We share the view that stories can offer a powerful medium for gaining insights not fully accessible to the narrator. Indeed we endorse the perspective, held by a number of philosophers and literary critics, that narrative creates stepping stones to self-understanding. To borrow the words of Vaclav Havel, narrative allows us to confront ourselves, “to return in full seriousness to the ‘core of things,’ to pose the primordial questions again and again, and from the beginning, constantly, to examine the direction [we are] going.”

Annie Ernaux’s Shame

A powerful little book that begins with an analysis of a single episode from the writer’s past, an incident that happened when she was twelve. This book breaks so many writerly rules — in such a satisfying, rewarding way. The translation is by Tanya Leslie.

The quote is from the end of the first section.

Naturally I shall not opt for narrative, which would mean inventing reality instead of searching for it. Neither shall I content myself with merely picking out and transcribing the images I remember; I shall process them  like documents, examining them from different angles to give them meaning. In other words, I shall carry out an ethnological study of myself.

(It may not be necessary to commit such observations to paper, but I won’t be able to start writing properly until I have some idea of the shape this writing will take.)

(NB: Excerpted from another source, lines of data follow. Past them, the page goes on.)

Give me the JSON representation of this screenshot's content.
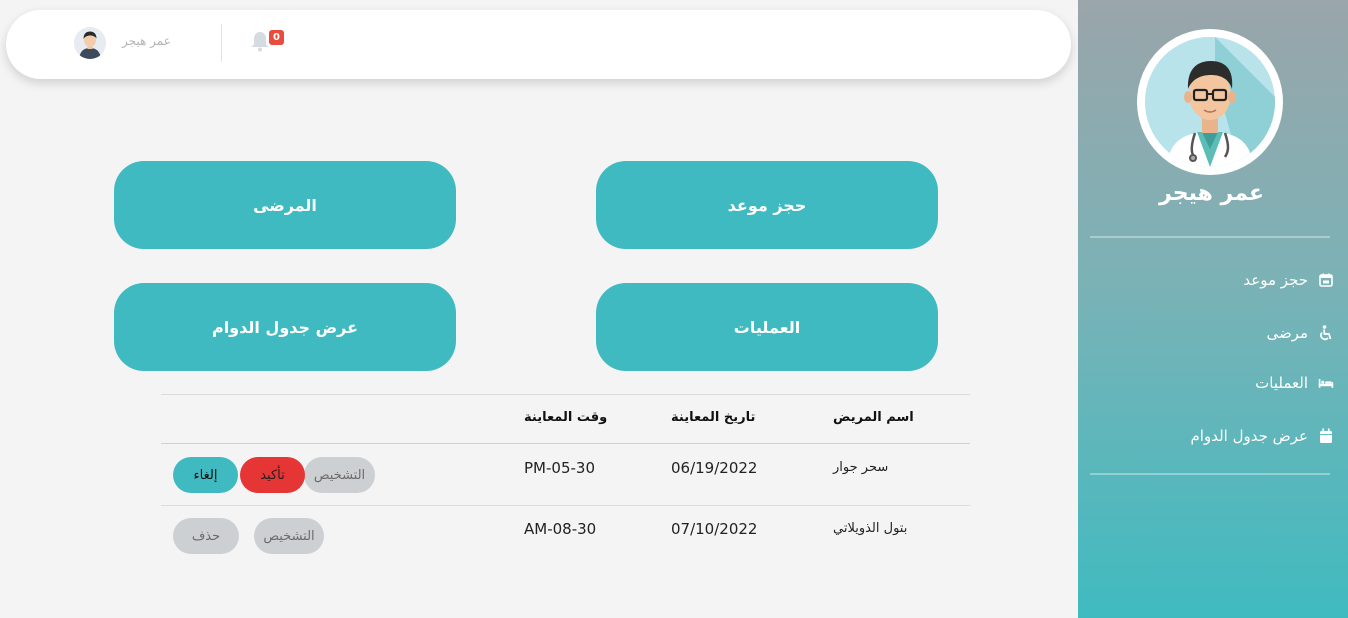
{
  "header": {
    "user_name": "عمر هيجر",
    "notification_count": "0"
  },
  "sidebar": {
    "doctor_name": "عمر هيجر",
    "items": [
      {
        "label": "حجز موعد",
        "icon": "calendar-plus-icon"
      },
      {
        "label": "مرضى",
        "icon": "wheelchair-icon"
      },
      {
        "label": "العمليات",
        "icon": "bed-icon"
      },
      {
        "label": "عرض جدول الدوام",
        "icon": "calendar-icon"
      }
    ]
  },
  "actions": {
    "book_appointment": "حجز موعد",
    "patients": "المرضى",
    "operations": "العمليات",
    "schedule": "عرض جدول الدوام"
  },
  "table": {
    "headers": {
      "patient_name": "اسم المريض",
      "date": "تاريخ المعاينة",
      "time": "وقت المعاينة"
    },
    "rows": [
      {
        "patient_name": "سحر جوار",
        "date": "06/19/2022",
        "time": "PM-05-30",
        "buttons": {
          "diagnosis": "التشخيص",
          "confirm": "تأكيد",
          "cancel": "إلغاء"
        }
      },
      {
        "patient_name": "بتول الذويلاتي",
        "date": "07/10/2022",
        "time": "AM-08-30",
        "buttons": {
          "diagnosis": "التشخيص",
          "delete": "حذف"
        }
      }
    ]
  },
  "colors": {
    "accent": "#40bac1",
    "danger": "#e53535",
    "muted_button": "#cdd0d3"
  }
}
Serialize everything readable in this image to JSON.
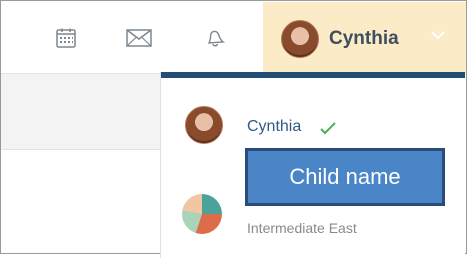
{
  "header": {
    "icons": [
      {
        "name": "calendar-icon"
      },
      {
        "name": "mail-icon"
      },
      {
        "name": "bell-icon"
      }
    ],
    "user": {
      "name": "Cynthia"
    }
  },
  "dropdown": {
    "selected_child": "Cynthia",
    "class_name": "Intermediate East"
  },
  "annotation": {
    "label": "Child name"
  },
  "colors": {
    "accent": "#214e72",
    "user_tab_bg": "#fbebc7",
    "check": "#4caf50",
    "callout_bg": "#4a86c7"
  }
}
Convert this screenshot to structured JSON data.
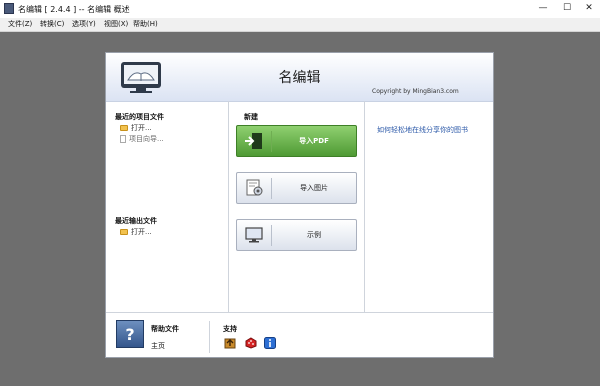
{
  "window": {
    "title": "名编辑 [ 2.4.4 ] -- 名编辑 概述",
    "minimize_glyph": "—",
    "maximize_glyph": "☐",
    "close_glyph": "✕"
  },
  "menu": [
    "文件(Z)",
    "转换(C)",
    "选项(Y)",
    "视图(X)",
    "帮助(H)"
  ],
  "header": {
    "app_title": "名编辑",
    "copyright": "Copyright by MingBian3.com",
    "logo_icon": "open-book-monitor-icon"
  },
  "left": {
    "recent_projects_title": "最近的项目文件",
    "recent_projects": [
      {
        "label": "打开...",
        "icon": "folder-icon"
      },
      {
        "label": "项目向导...",
        "icon": "document-icon"
      }
    ],
    "recent_output_title": "最近输出文件",
    "recent_output": [
      {
        "label": "打开...",
        "icon": "folder-icon"
      }
    ]
  },
  "center": {
    "new_title": "新建",
    "buttons": [
      {
        "label": "导入PDF",
        "icon": "import-arrow-icon",
        "style": "green"
      },
      {
        "label": "导入图片",
        "icon": "image-import-icon",
        "style": "normal"
      },
      {
        "label": "示例",
        "icon": "monitor-icon",
        "style": "normal"
      }
    ]
  },
  "right": {
    "help_link": "如何轻松地在线分享你的图书"
  },
  "footer": {
    "help_title": "帮助文件",
    "help_home": "主页",
    "help_icon_glyph": "?",
    "support_title": "支持",
    "support_icons": [
      "upload-icon",
      "dice-icon",
      "info-icon"
    ]
  },
  "colors": {
    "background": "#6e6e6e",
    "accent_green": "#4f9a34",
    "link_blue": "#2b58a8",
    "header_gradient_end": "#dbe3f3"
  }
}
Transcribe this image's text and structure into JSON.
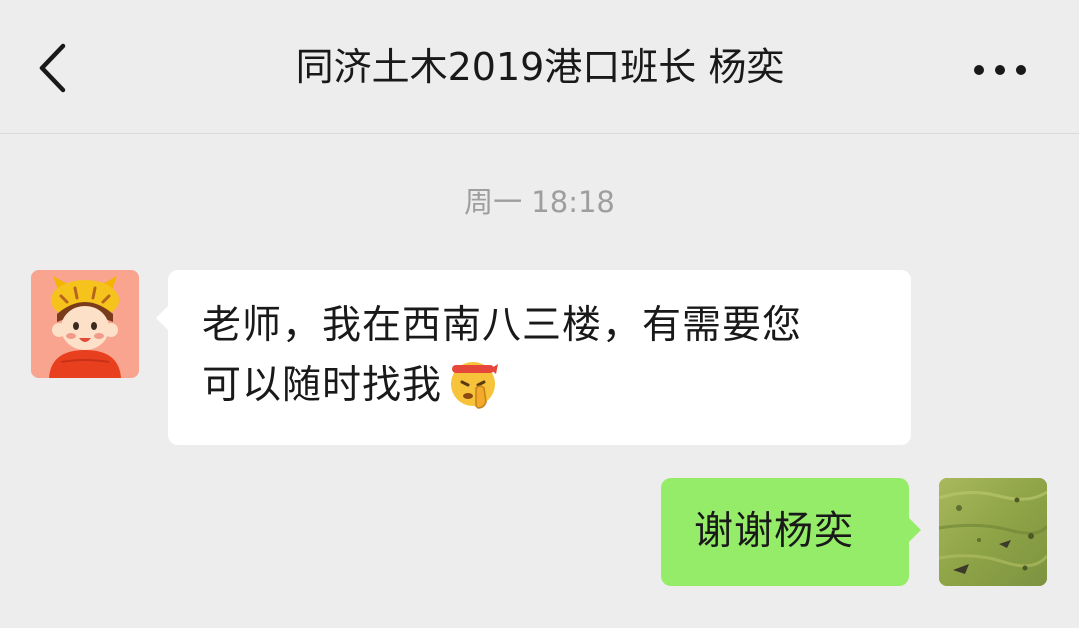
{
  "header": {
    "title": "同济土木2019港口班长 杨奕",
    "back_icon": "chevron-left-icon",
    "more_icon": "more-dots-icon"
  },
  "chat": {
    "time_label": "周一 18:18",
    "messages": [
      {
        "direction": "incoming",
        "avatar_icon": "cartoon-tiger-hat-avatar",
        "line1": "老师，我在西南八三楼，有需要您",
        "line2": "可以随时找我",
        "emoji_icon": "saluting-emoji-icon"
      },
      {
        "direction": "outgoing",
        "avatar_icon": "grass-photo-avatar",
        "text": "谢谢杨奕"
      }
    ]
  },
  "colors": {
    "background": "#EDEDED",
    "incoming_bubble": "#FFFFFF",
    "outgoing_bubble": "#95EC69",
    "timestamp_text": "#9E9E9E"
  }
}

I may have chosen to be impartial because I thought the indescribable events I witness in my twelfth year would fate away, lost in the universal context of laws and language. Or maybe I succumbed  to a mad and deadly impulse suggested by the words of a missal which I now find impossible to read, a ritual which my mind associates with some Voodoo ceremony–take this, all of you, and read it, this is my body, this is the cup of my blood, it will be shed for you and for all men.

Karolina Ramqvist’s The White City

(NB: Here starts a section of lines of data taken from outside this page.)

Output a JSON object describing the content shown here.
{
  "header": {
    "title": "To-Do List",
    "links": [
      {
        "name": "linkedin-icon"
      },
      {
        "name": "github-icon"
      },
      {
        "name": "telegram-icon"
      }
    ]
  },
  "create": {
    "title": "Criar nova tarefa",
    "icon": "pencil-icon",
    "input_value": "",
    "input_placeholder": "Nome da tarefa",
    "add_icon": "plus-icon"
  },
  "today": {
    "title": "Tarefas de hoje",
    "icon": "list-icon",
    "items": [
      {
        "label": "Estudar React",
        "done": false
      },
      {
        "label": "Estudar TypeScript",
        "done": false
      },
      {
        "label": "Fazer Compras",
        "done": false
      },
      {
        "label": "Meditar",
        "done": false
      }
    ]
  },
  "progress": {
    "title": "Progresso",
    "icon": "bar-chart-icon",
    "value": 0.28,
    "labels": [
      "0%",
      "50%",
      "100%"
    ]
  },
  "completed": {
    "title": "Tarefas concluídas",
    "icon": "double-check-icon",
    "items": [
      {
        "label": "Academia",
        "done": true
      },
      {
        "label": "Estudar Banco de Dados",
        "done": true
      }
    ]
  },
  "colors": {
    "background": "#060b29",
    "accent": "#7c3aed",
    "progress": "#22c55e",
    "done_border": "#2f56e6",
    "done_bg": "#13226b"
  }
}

I heard this author read during Litquake and bought the book. Part heist novel, part a novel about becoming a mother, it blends the genres so effortlessly that, having finished the book, I’m convinced that motherhood is a kind of a heist. Translated from Swedish by Saskia Vogel. A beautiful edition by the Black Cat imprint of Grove Atlantic.

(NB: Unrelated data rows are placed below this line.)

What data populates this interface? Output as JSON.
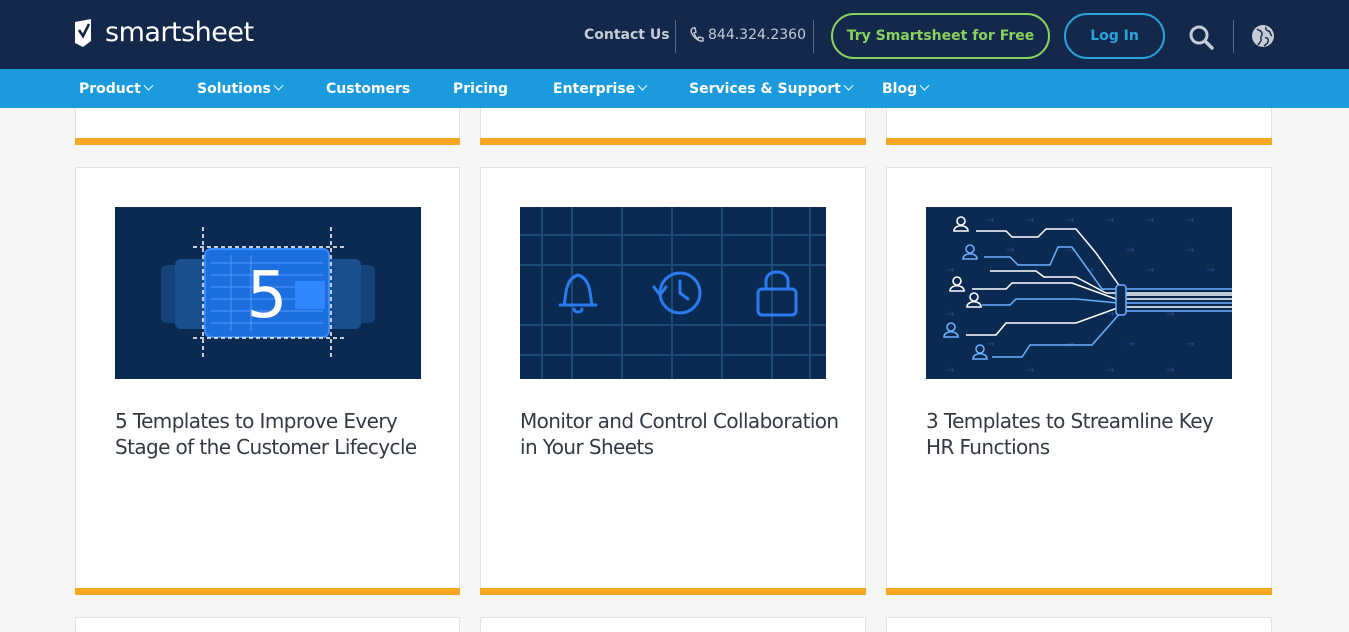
{
  "header": {
    "logo_text": "smartsheet",
    "contact_label": "Contact Us",
    "phone": "844.324.2360",
    "try_label": "Try Smartsheet for Free",
    "login_label": "Log In",
    "icons": [
      "phone-icon",
      "search-icon",
      "globe-icon"
    ]
  },
  "nav": {
    "items": [
      {
        "label": "Product",
        "dropdown": true
      },
      {
        "label": "Solutions",
        "dropdown": true
      },
      {
        "label": "Customers",
        "dropdown": false
      },
      {
        "label": "Pricing",
        "dropdown": false
      },
      {
        "label": "Enterprise",
        "dropdown": true
      },
      {
        "label": "Services & Support",
        "dropdown": true
      },
      {
        "label": "Blog",
        "dropdown": true
      }
    ]
  },
  "cards": [
    {
      "title": "5 Templates to Improve Every Stage of the Customer Lifecycle",
      "image_text": "5",
      "image": "templates-number-five"
    },
    {
      "title": "Monitor and Control Collaboration in Your Sheets",
      "image": "bell-history-lock-icons"
    },
    {
      "title": "3 Templates to Streamline Key HR Functions",
      "image": "people-network-lines"
    }
  ],
  "colors": {
    "topbar": "#13284a",
    "navbar": "#1c9ade",
    "accent_green": "#8bd15f",
    "accent_blue": "#2aa3dc",
    "card_bar": "#f5a623",
    "image_bg": "#0b2a52"
  }
}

The baby’s named Dream. (What a cool name!)

 She put one arm over the baby, who had gone back to nursing, and rested her head on the other, trying to unwind and sink into the sofa. She focused on her body, one part at a time; she noticed her teeth clenching and opened her mouth all the way. Opening and shutting it and working her jaw from side to side to relieve the tension.  …

Dream downed the milk, swallowing while nuzzled into her white breast. Round as the baby’s cheeks and head, round as the areola that peeked out because Dream hadn’t gotten a proper grip on her nipple again. Round and round, rounds and rounds. The milk dribbled out of the baby’s mouth and ran down her breast, leaving a sticky trail on her skin and a wet stain on her robe.

Does the body keep producing breast milk after death? If something were to happen to her, if she choked or a blood vessel burst in her brain or if someone were to break in and take her out for good, it would probably be a while before anyone would miss her. But if she had enough milk in her breasts, then Dream might have a chance of surviving until someone showed up.

She tried to concentrate on the softness.

 

Рецензия на “Хлоп-страну” в журнале “Знамя”

Если Бедная Девушка Беломлинской все еще живет Россией, то Травка Ольги Гренец уже давно от нее отпочковалась, и то, что происходит на родине, ее интересует все меньше и меньше. В первой части книги, где автор еще дает какую-то связь между новой и старой родиной, изредка встречаются рассказы, в которых сквозит «среднерусская тоска». Например, в рассказе «Сливки и сахар», исподволь, между строк, дана картина гремящей где-то войны, совершенно не стыкующейся с описанием мелких мещанских привычек посетителей аэропорта. Это, пожалуй, один из самых удачных рассказов Ольги, построенных на эллипсисе, на недосказанности.  …

читать целиком рецензию Ольги Аникиной. “Счастьеведение”,  журнал “Знамя” 2017, №9.